Twenty-six historic acres and a year's worth of experiences. Culture, guaranteed!
A visit to Brucemore explores more than 130 years of Eastern Iowa history through the lives of the three families who called Brucemore home—the Sinclairs, the Douglases, and the Halls. They were business and community leaders during a century of evolution in the Midwest. The changes they made to their estate, the impact they had on their community, and the stories they left behind shape our understanding of modern Cedar Rapids, eastern Iowa, and the American Midwest.
Caroline Sinclair, widow of pioneering industrialist, T.M. Sinclair, built the home to raise her six children. In 1906, Caroline traded homes with George Bruce Douglas of the Quaker Oats and Douglas and Company fortunes. George and his wife, Irene, along with their three daughters expanded the property from 10 to 33 acres, transformed the landscape with the addition of gardens and other features, and renamed the country estate “Brucemore.” The eldest daughter, Margaret, inherited Brucemore in 1937 with her husband, Howard Hall. The Halls added the Tahitian Room in the basement and kept an array of pets, including a lion, on the estate. Howard founded two companies—Iowa Steel and Iron Works and Iowa Manufacturing. He became one of the most influential business leaders in 20th century Iowa.
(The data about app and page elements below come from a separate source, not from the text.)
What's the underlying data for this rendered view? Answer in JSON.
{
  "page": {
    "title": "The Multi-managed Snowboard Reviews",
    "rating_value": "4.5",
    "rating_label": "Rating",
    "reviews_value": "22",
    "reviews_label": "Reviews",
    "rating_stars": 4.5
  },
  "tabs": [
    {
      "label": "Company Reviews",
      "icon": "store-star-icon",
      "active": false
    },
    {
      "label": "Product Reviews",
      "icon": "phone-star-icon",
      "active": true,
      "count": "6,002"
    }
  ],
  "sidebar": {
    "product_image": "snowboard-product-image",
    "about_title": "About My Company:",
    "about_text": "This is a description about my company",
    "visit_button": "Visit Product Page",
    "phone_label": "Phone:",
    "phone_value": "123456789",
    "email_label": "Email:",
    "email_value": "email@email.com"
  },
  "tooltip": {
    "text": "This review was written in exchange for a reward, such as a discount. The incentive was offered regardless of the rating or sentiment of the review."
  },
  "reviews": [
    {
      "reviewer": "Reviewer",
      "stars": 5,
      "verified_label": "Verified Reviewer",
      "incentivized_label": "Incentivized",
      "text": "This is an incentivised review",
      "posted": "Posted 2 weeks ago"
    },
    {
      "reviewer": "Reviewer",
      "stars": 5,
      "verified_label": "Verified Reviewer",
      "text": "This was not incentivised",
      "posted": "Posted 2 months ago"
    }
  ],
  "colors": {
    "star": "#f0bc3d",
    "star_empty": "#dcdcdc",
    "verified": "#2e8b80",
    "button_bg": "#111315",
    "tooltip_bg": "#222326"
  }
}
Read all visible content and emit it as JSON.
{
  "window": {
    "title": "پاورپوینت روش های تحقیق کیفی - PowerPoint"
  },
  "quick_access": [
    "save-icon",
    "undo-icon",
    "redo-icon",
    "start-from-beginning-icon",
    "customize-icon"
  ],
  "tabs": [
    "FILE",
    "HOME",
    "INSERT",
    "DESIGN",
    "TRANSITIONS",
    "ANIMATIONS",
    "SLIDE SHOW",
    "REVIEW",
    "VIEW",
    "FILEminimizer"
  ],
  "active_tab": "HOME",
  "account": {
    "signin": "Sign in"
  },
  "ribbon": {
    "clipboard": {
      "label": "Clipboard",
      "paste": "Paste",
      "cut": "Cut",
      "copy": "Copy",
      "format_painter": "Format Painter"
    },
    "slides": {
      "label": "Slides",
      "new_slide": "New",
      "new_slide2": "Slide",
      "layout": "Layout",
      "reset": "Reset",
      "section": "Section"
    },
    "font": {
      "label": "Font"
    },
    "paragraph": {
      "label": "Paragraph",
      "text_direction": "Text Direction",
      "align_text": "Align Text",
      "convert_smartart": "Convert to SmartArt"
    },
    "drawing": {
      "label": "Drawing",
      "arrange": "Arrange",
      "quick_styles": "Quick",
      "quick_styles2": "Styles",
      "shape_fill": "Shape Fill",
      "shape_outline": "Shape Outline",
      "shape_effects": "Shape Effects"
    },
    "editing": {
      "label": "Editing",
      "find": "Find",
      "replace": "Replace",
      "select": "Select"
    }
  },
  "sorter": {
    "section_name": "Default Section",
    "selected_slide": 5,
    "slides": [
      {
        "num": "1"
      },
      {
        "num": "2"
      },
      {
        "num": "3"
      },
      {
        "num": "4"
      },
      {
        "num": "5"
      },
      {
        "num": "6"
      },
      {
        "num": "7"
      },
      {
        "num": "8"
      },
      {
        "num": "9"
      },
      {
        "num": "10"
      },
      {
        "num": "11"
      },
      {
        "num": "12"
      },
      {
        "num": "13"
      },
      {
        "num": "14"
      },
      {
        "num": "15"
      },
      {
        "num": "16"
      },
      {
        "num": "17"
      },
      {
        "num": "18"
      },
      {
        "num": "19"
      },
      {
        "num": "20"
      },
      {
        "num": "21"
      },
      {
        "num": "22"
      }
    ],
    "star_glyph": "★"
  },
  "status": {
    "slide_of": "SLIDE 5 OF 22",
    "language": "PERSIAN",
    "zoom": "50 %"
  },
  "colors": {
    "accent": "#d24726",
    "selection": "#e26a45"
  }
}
In 1981, Margaret bequeathed the Brucemore estate to the National Trust for Historic Preservation. America's most prominent preservation organization, the National Trust owns 27 historic sites across the United States. To ensure local control, the preservation and operation of the site is administered by Brucemore, Inc., a private non-profit governed by a local, 16-member Board of Trustees.